2nd Annual QE Community Data Challenge:
Life in the Time of Covid-19
“It was a lone voice in the middle of the ocean, but it was heard at great depth and great distance.”
― Gabriel García Márquez, Love in the Time of Cholera
April 18 – 25, 2021
The QE community continues to be uniquely placed to help the world make sense of how society is reacting to this crisis and its effect on everyday life. Unfortunately, this pandemic continues to be a central concern in health care, politics, education, economics, and every aspect across the globe.
- How do we as researchers unpack these reactions?
- How is society changing in these times?
- How are those responses different between places?
- What long-term shifts do we see? What patterns?
The 2nd Data challenge will take place over the course of one week in which members of the QE community will work in small teams to analyze pre-selected or newly created datasets related to education and COVID-19.
It is also an opportunity for people to interact with others in the QE community and collaborate on meaningful work; learn from each other about tools, methods, data; and collectively make an impact during a global crisis.
*A note about Márquez’s “Love in the Time of Cholera” from Daniel Spikol, co-organizer: One can view the novel as a deep journey into the ethnography of love through the lens of the author at the turn of the last century. Due to Denmark’s pandemic situation, I had some extra time (to read some more novels this year, and this one of the books I had the chance to read.

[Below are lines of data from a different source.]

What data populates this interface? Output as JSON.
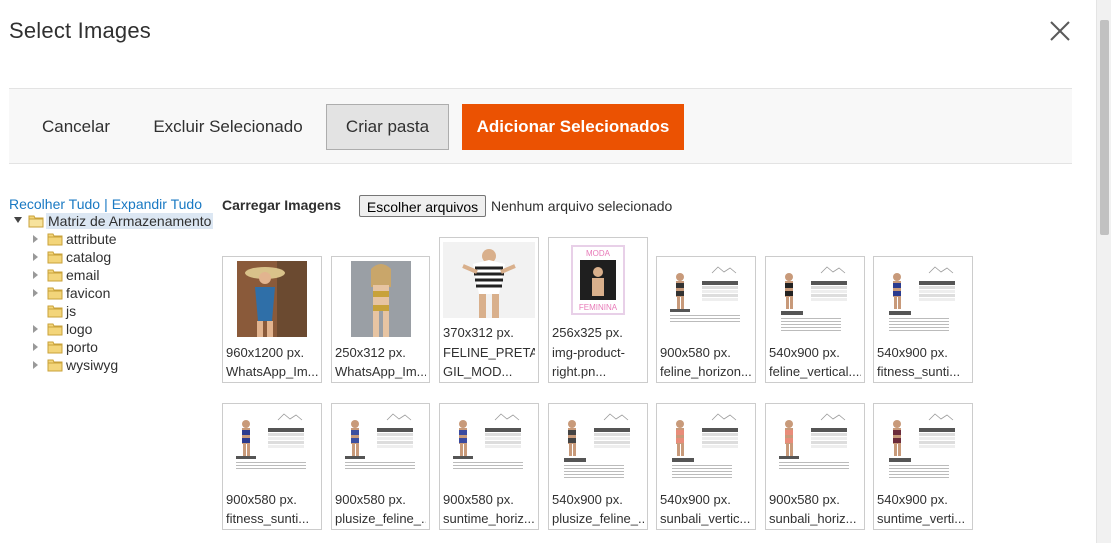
{
  "modal": {
    "title": "Select Images",
    "close_icon": "close-icon"
  },
  "actions": {
    "cancel": "Cancelar",
    "delete_selected": "Excluir Selecionado",
    "create_folder": "Criar pasta",
    "add_selected": "Adicionar Selecionados",
    "accent_color": "#eb5202"
  },
  "tree_controls": {
    "collapse_all": "Recolher Tudo",
    "separator": "|",
    "expand_all": "Expandir Tudo"
  },
  "upload": {
    "label": "Carregar Imagens",
    "choose_files": "Escolher arquivos",
    "status": "Nenhum arquivo selecionado"
  },
  "tree": {
    "root": "Matriz de Armazenamento",
    "folders": [
      "attribute",
      "catalog",
      "email",
      "favicon",
      "js",
      "logo",
      "porto",
      "wysiwyg"
    ]
  },
  "images": [
    {
      "dim": "960x1200 px.",
      "name": "WhatsApp_Im..."
    },
    {
      "dim": "250x312 px.",
      "name": "WhatsApp_Im..."
    },
    {
      "dim": "370x312 px.",
      "name": "FELINE_PRETA-",
      "name2": "GIL_MOD..."
    },
    {
      "dim": "256x325 px.",
      "name": "img-product-",
      "name2": "right.pn..."
    },
    {
      "dim": "900x580 px.",
      "name": "feline_horizon..."
    },
    {
      "dim": "540x900 px.",
      "name": "feline_vertical...."
    },
    {
      "dim": "540x900 px.",
      "name": "fitness_sunti..."
    },
    {
      "dim": "900x580 px.",
      "name": "fitness_sunti..."
    },
    {
      "dim": "900x580 px.",
      "name": "plusize_feline_..."
    },
    {
      "dim": "900x580 px.",
      "name": "suntime_horiz..."
    },
    {
      "dim": "540x900 px.",
      "name": "plusize_feline_..."
    },
    {
      "dim": "540x900 px.",
      "name": "sunbali_vertic..."
    },
    {
      "dim": "900x580 px.",
      "name": "sunbali_horiz..."
    },
    {
      "dim": "540x900 px.",
      "name": "suntime_verti..."
    }
  ]
}
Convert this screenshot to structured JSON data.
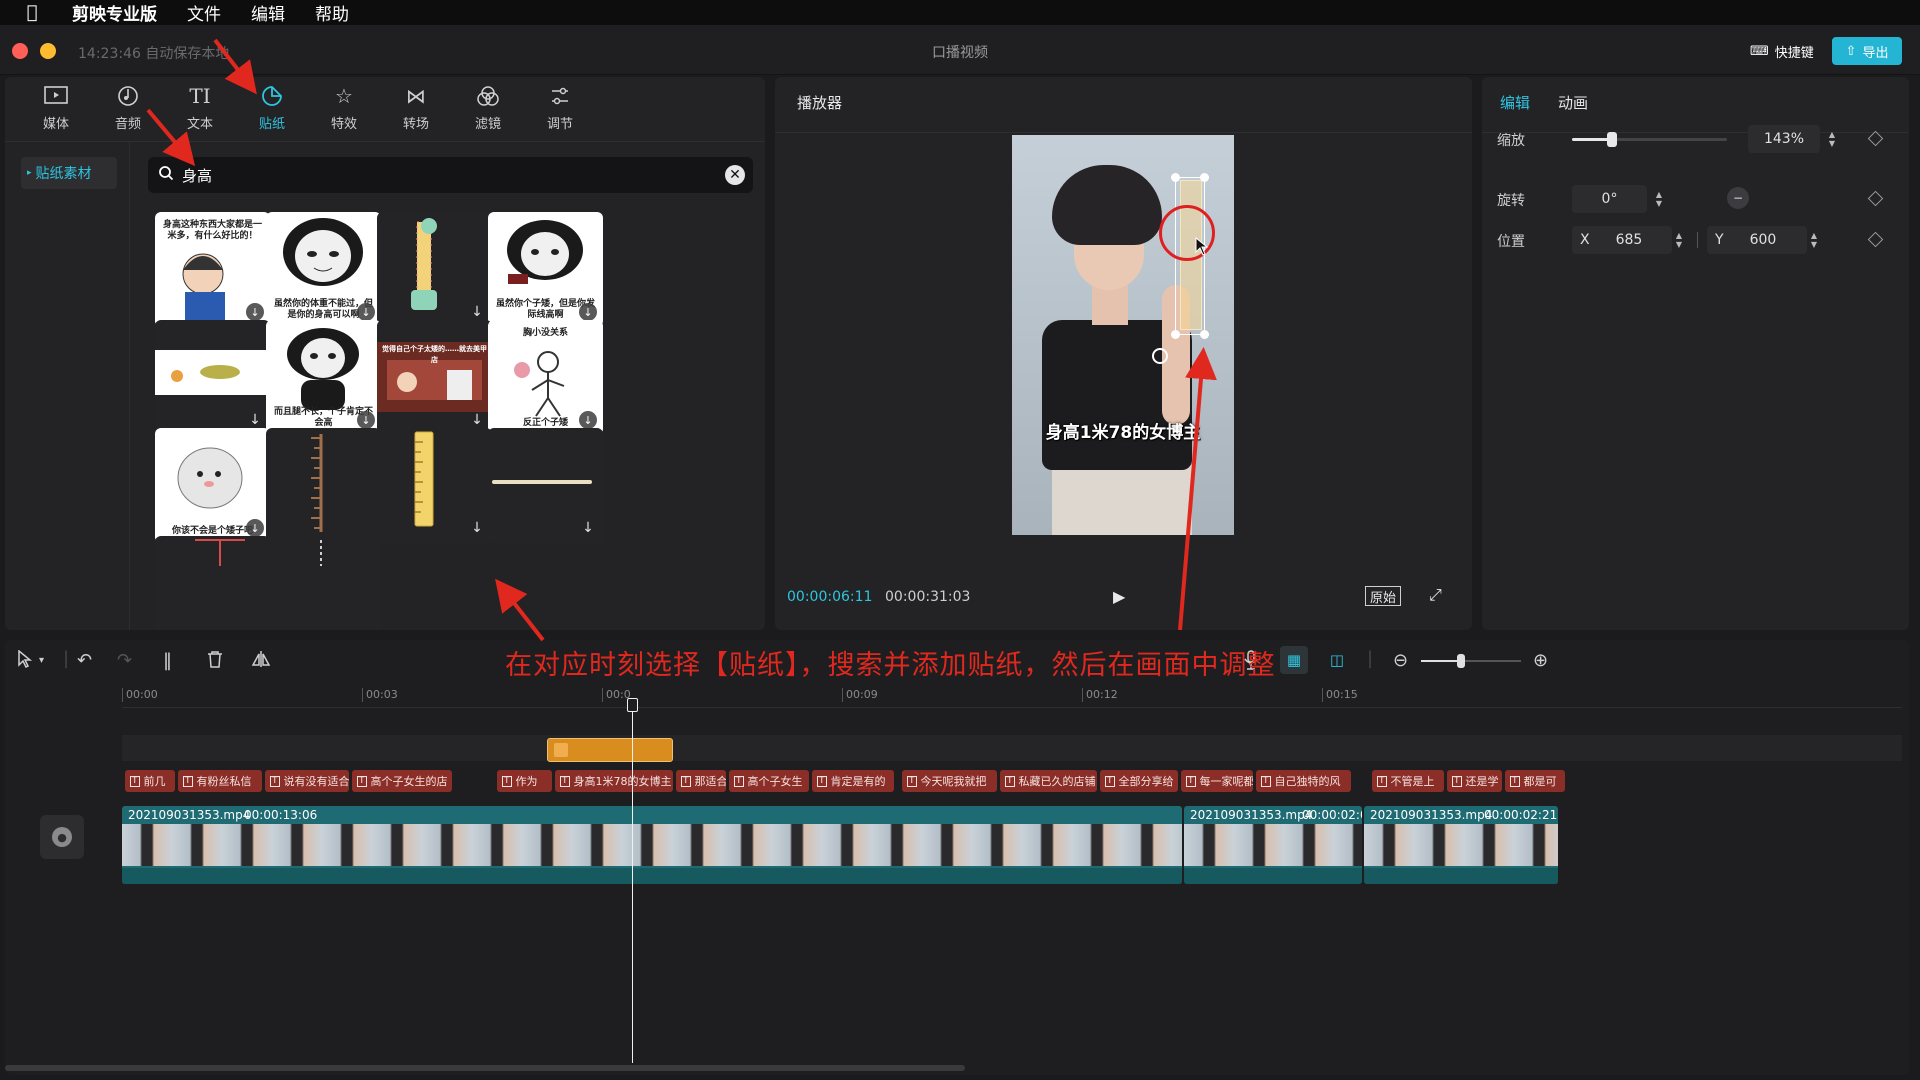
{
  "menubar": {
    "app_name": "剪映专业版",
    "items": [
      "文件",
      "编辑",
      "帮助"
    ]
  },
  "titlebar": {
    "autosave": "14:23:46 自动保存本地",
    "title": "口播视频",
    "shortcut": "快捷键",
    "export": "导出"
  },
  "media_panel": {
    "tabs": [
      {
        "label": "媒体",
        "icon": "media-icon"
      },
      {
        "label": "音频",
        "icon": "audio-icon"
      },
      {
        "label": "文本",
        "icon": "text-icon"
      },
      {
        "label": "贴纸",
        "icon": "sticker-icon",
        "active": true
      },
      {
        "label": "特效",
        "icon": "effects-icon"
      },
      {
        "label": "转场",
        "icon": "transition-icon"
      },
      {
        "label": "滤镜",
        "icon": "filter-icon"
      },
      {
        "label": "调节",
        "icon": "adjust-icon"
      }
    ],
    "sidebar_item": "贴纸素材",
    "search_value": "身高",
    "stickers": [
      {
        "caption": "身高这种东西大家都是一米多，有什么好比的！"
      },
      {
        "caption": "虽然你的体重不能过，但是你的身高可以啊"
      },
      {
        "caption": ""
      },
      {
        "caption": "虽然你个子矮，但是你发际线高啊"
      },
      {
        "caption": ""
      },
      {
        "caption": "而且腿不长，个子肯定不会高"
      },
      {
        "caption": "觉得自己个子太矮的……就去美甲店"
      },
      {
        "caption_top": "胸小没关系",
        "caption": "反正个子矮"
      },
      {
        "caption": "你该不会是个矮子吧"
      },
      {
        "caption": ""
      },
      {
        "caption": ""
      },
      {
        "caption": ""
      }
    ]
  },
  "player": {
    "title": "播放器",
    "caption": "身高1米78的女博主",
    "current_time": "00:00:06:11",
    "total_time": "00:00:31:03",
    "original_label": "原始"
  },
  "inspector": {
    "tabs": [
      "编辑",
      "动画"
    ],
    "scale_label": "缩放",
    "scale_value": "143%",
    "scale_fraction": 0.26,
    "rotate_label": "旋转",
    "rotate_value": "0°",
    "position_label": "位置",
    "x_label": "X",
    "x_value": "685",
    "y_label": "Y",
    "y_value": "600"
  },
  "timeline": {
    "ruler": [
      "00:00",
      "00:03",
      "00:0",
      "00:09",
      "00:12",
      "00:15"
    ],
    "subtitles": [
      "前几",
      "有粉丝私信",
      "说有没有适合",
      "高个子女生的店",
      "作为",
      "身高1米78的女博主",
      "那适合",
      "高个子女生",
      "肯定是有的",
      "今天呢我就把",
      "私藏已久的店铺",
      "全部分享给",
      "每一家呢都",
      "自己独特的风",
      "不管是上",
      "还是学",
      "都是可"
    ],
    "clips": [
      {
        "name": "202109031353.mp4",
        "duration": "00:00:13:06"
      },
      {
        "name": "202109031353.mp4",
        "duration": "00:00:02:0"
      },
      {
        "name": "202109031353.mp4",
        "duration": "00:00:02:21"
      }
    ]
  },
  "instruction": "在对应时刻选择【贴纸】，搜索并添加贴纸，然后在画面中调整",
  "colors": {
    "accent": "#2fc4e0",
    "sticker_clip": "#d98d1e",
    "subtitle_clip": "#8c2e28",
    "video_clip": "#1e6b73",
    "annotation_red": "#e0281e"
  }
}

By helping develop our understanding of this global crisis, participants in the COVID Data Challenge will also have a chance to:
- Meet and interact with other members of the community and collaborate on meaningful work
- Learn from each other about tools, methods, data, and (of course) the issues in this global crisis
- Work with experienced mentors in the QE community.
- Begin a broader discussion of the wider social implications/applications of QE
- Create publications or posters for ICQE or other conferences or journals; develop social media campaigns about important issues in the crisis; disseminate a YouTube or other video analyzing the crisis; create op-eds or other public journalism analyzing the crisis, or build an interactive website to let the broader public get a deeper understanding of our collective response to COVID-19 and its effects.
Timeline and Events
Registration and Teams
Registration for the Challenge is open until 11.59 pm Central European Time on Friday, April 16. Registration is easy! Just click here and tell us a little about your skills and interests to match you with a team.
Teams will be announced on Saturday, April 17.
Sunday, April 18: The Challenge starts with a kickoff meeting(s) on Zoom.
Wednesday, April 21: All teams will meet together on Zoom to present work in progress, “pitch”, and get feedback on their analysis plans, get help if needed, and share resources and ideas with other teams.
Sunday, April 25: The Challenge ends with a final meeting(s) on Zoom where teams will share their final analyses and make plans for dissemination
TEAMS WILL BE SENT ZOOM LINKS BY EMAIL
WE WILL USE SLACK (INVITATION INCLUDED WITH THE ABOVE EMAIL)
There is no time when North and South America, Europe, Africa, Australia and Asia are all at a reasonable time for people to work. So, given the number of participants, we are planning to break the challenge into two groups:
(1) North and South America, Australia, and Asia
(2) North and South America, Europe, and Africa
We will assign teams to each group when teams are formed on Saturday.
Splitting this way makes it possible to choose reasonable times for everyone, still, allows for multi-national and multi-regional teams, and also makes the Zoom meetings a little more manageable.
The overall meeting times will be:
Euro/US timezones meetings: 12 noon in the Eastern US; 6 pm in Paris/Berlin/etc.
Asia Pacific/US timezones meetings: 8 pm in the Eastern US; 10 am +1 day in Sydney
Teams will have the opportunity to consult with dissemination experts about producing publications or posters, social media campaigns, videos, op-eds, or interactive websites to let the broader public get a deeper understanding of our collective response to COVID-19 and its effects.
You can also find out more about the data challenge and quantitative ethnography @QE_soc on Twitter
or by email: data <dot> challenge <at> qesoc <dot> org
You can see the first data challenge results and info here.